Here I presented a particularly small example, for it I was already able to find the constraints doing manual equation manipulation ($d_1 + 6 d_2 > 0$ and $- 9 d_{5}^{2} - 9 d_{6}^{2} + \left(d_{1} + 6 d_{2}\right) \left(d_{4} + 4 d_{5}\right) >0$) However, I have problems with up to 70 linear equations and 30 higher order polynomial inequalities constraints.

What I need is a systematic method to write the constrains over $d_1,d_2,...,d_6$.

I think that in geometrical thinking this is like projecting the intersection of a set of non-linear volumes/regions of $n$-dimensional space ($n>>1$) onto a subspace of it, where the coefficients of the linear system are the basis of such subspace.

Now the questions:

• What kind of problem do I have?
• Which mathematical fields shall I study, and which directions must I follow?

My background is in engineering so my mathematical writing is not very formal.

Thanks.

This is a classic problem in a field called Real Semialgebraic Geometry (RSG), an introduction to which can be found here. RSG deals with what are called "semialgebraic sets", which are essentially sets of points in $\mathbb R^n$ which satisfy a system of algebraic equalities and inequalities, as well as certain well-behaved functions from $\mathbb R^n$ to $\mathbb R^m$ which are called "semialgebraic functions". In your case, you have the set $S$ of points in $\mathbb R^8$ which satisfy the system \begin{align} m_1 &>0\\\\ L_1m_1−x^2_1−y^2_1 &>0\\\\ m_2 &>0\\\\ L_2m_2−x^2_2−y^2_2 &>0 \end{align} and the semialgebraic map $f:\mathbb R^8\to\mathbb R^6$ defined by $$f(L_1,x_1,y_1,m_1,L_2,x_2,y_2,m_2)=(d_1,d_2,d_3,d_4,d_5,d_6)$$ and you want to find a system of inequalities which defines the image $f[S]$. Of course, it is easy to define $f[S]$ by saying "$p\in f[S]$ iff there exists some $q\in S$ such that $f(q)=p$", but this formula has an existence quantifier.
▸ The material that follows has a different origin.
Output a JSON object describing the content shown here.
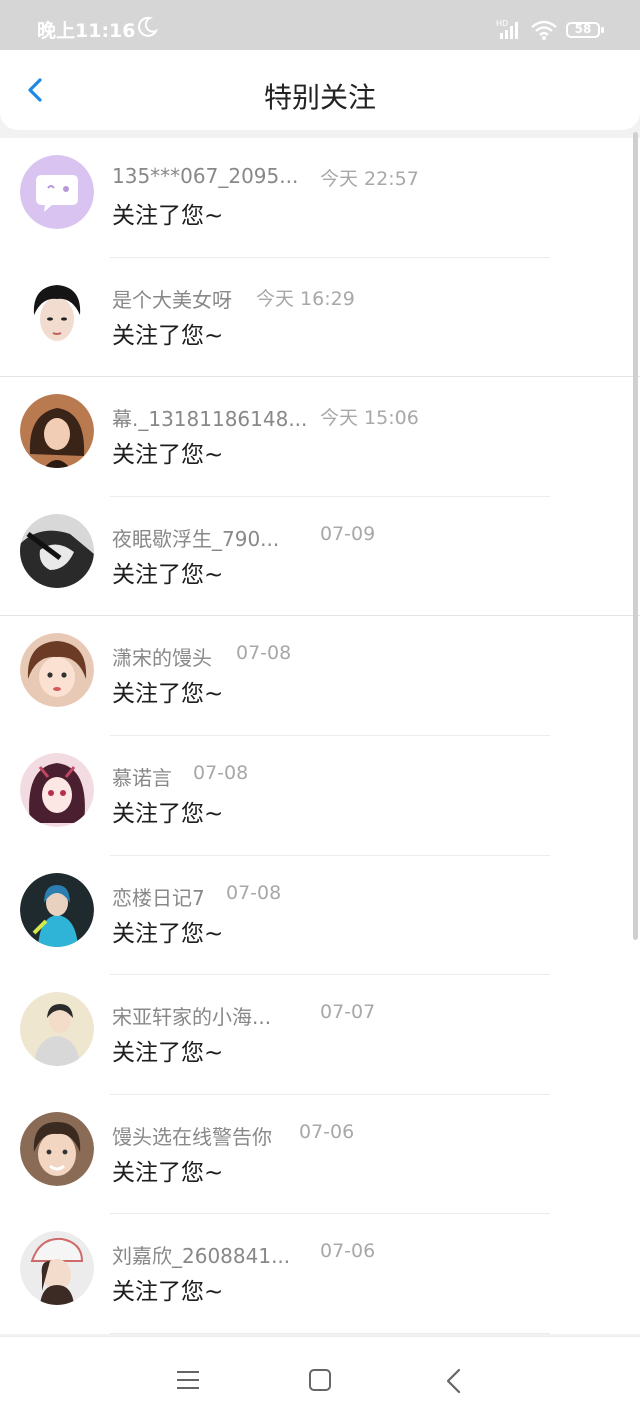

Luckily, the image of a semialgebraic set under a semialgebraic map is a semialgebraic map, so it is a theorem that you can find some quantifier-free formula which defines $f[S]$. A quantifier-free formula is not necessarily a system of inequalities, but rather a finite collection of systems of algebraic equalities and inequalities such that $p\in F[S]$ iff $p$ satisfies one of these systems. There are almost certainly algorithms to do this, but I do not know them, and they probably have at least exponential runtimes in the sum of the degrees of the polynomial constraints. The terms here should at least give you something to search with.

• Thank you Alex Becker. Indeed you answer was hugely useful and opened a world of mathematic fields to me. I learn that this kind of problem can be solved with Cylindrical Algebraic Decomposition, thus with doubly exponential complexity on the dimension. – Cristóvão D. Sousa Jun 8 '12 at 19:23
• I would like to formally thank you in the acknowledgments section of my PhD thesis, do you mind? If you prefer that I don't do it, or if you prefer that I use a different name of yours, please contact me at crisjss@gmail.com. Thanks. – Cristóvão D. Sousa Sep 20 '14 at 15:25

See at CAD (Cylindrical_Algebraic_Decompositions) algorithm for multivariate polynomial inequality systems:

http://www.csd.uwo.ca/~moreno/Publications/An_Incremental_Algorithm_for_Computing_Cylindrical_Algebraic_Decompositions.pdf

or view at Wolfram|Alpha org site for Internal Implementation:

http://reference.wolfram.com/language/tutorial/SomeNotesOnInternalImplementation.html#25940

to decide which algorithm must to implement.